Project description:Esophageal adenocarcinoma is a highly aggressive malignancy that frequently develops from Barrett's esophagus, a premalignant pathologic change occurring in the lower end of the esophagus. Identifying Barrett's esophagus patients at high risk of malignant transformation is essential to the prevention of esophageal adenocarcinoma. Although microRNA (miRNA) expression signatures have been associated with the etiology and prognosis of several types of cancers, their roles in the development of esophageal adenocarcinoma have not been extensively evaluated.In this study, we analyzed the expression patterns of 470 human miRNAs using Agilent miRNA microarray in 32 disease/normal-paired tissues from 16 patients diagnosed with Barrett's esophagus of either low- or high-grade dysplasia, or esophageal adenocarcinoma.Using unsupervised hierarchical clustering and class comparison analyses, we found that miRNA expression profiles in tissues of Barrett's esophagus with high-grade dysplasia were significantly different from their corresponding normal tissues. Similar findings were observed for esophageal adenocarcinoma, but not for Barrett's esophagus with low-grade dysplasia.
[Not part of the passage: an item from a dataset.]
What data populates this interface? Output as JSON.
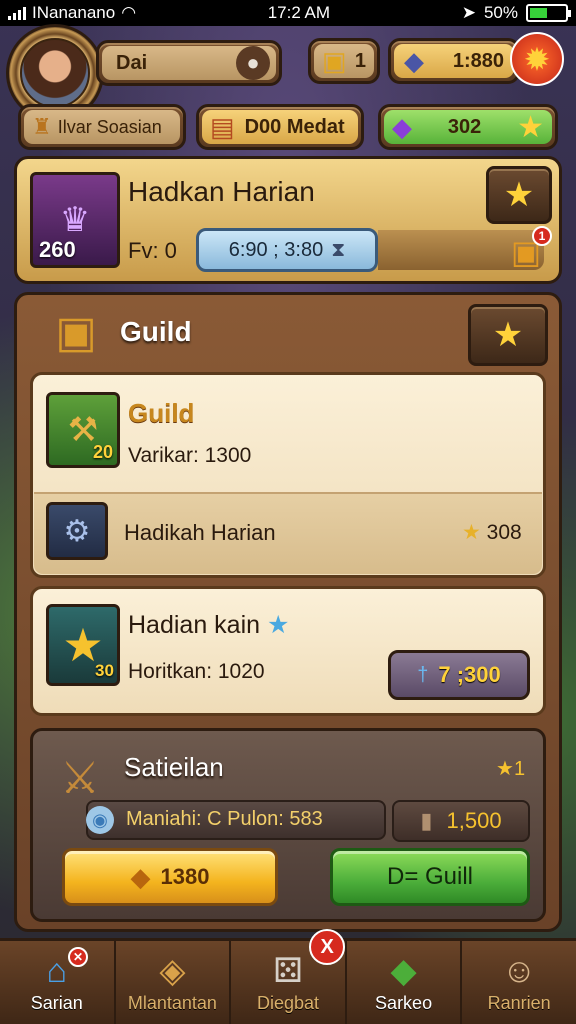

The expression patterns of selected miRNAs were further validated using quantitative reverse transcription real-time PCR in an independent set of 75 pairs of disease/normal tissues. Finally, we identified several miRNAs that were involved in the progressions from low grade-dysplasia Barrett's esophagus to esophageal adenocarcinoma.We showed that miRNAs were involved in the development and progression of esophageal adenocarcinoma. The identified significant miRNAs that may become potential targets for early detection, chemoprevention, and treatment of esophageal cancer.
Project description:Incidence of esophageal adenocarcinoma (EAC) has increased sharply in Western Europe and United States over the past three decades. Nearly all cases of EAC in the west are thought to be associated with Barrett's esophagus (BE) at the time of diagnosis. Regions in the Henan province of China have one of world's highest incidences of esophageal cancer, yet recent temporal trends in the relative rates of EAC with respect to esophageal squamous-cell carcinoma (ESCC), as well as its association with Barrett's esophagus (BE), have not been reported. In this report, we present large-scale longitudinal clinical and histological data on 5401 esophageal cancers (EC) patients diagnosed during the recent 10-year period (2002-2011) at Henan Cancer Hospital, China. All 217 esophageal adenocarcinoma (EAC) patients from these 5401 EC patients were examined to better understand the relationship between Barrett's esophagus (BE) and EAC. We found that EAC was relatively rare and accounted for approximately 5% of all esophageal cancers each year during 2002-2011. There is no evidence of significant temporal trends in the rate of EAC relative to ESCC. Only 10 out of 217 (4.6%) EAC cases were detected to have any evidence of Barrett's esophagus. This result raises the possibility of a different etiological basis for EAC in China motivating more detailed epidemiological, clinical and molecular characterization of EAC in China in order to better understand the neoplastic development of EAC.
Project description:RNA-seq was performed on esophageal adenocarcinoma (EAC), Barrett's without dysplasia, Barrett's with low-grade dysplasia (LGD) and normal squamous esophagus tissue to find early alterations in the transcriptome level turning Barrett's dysplastic.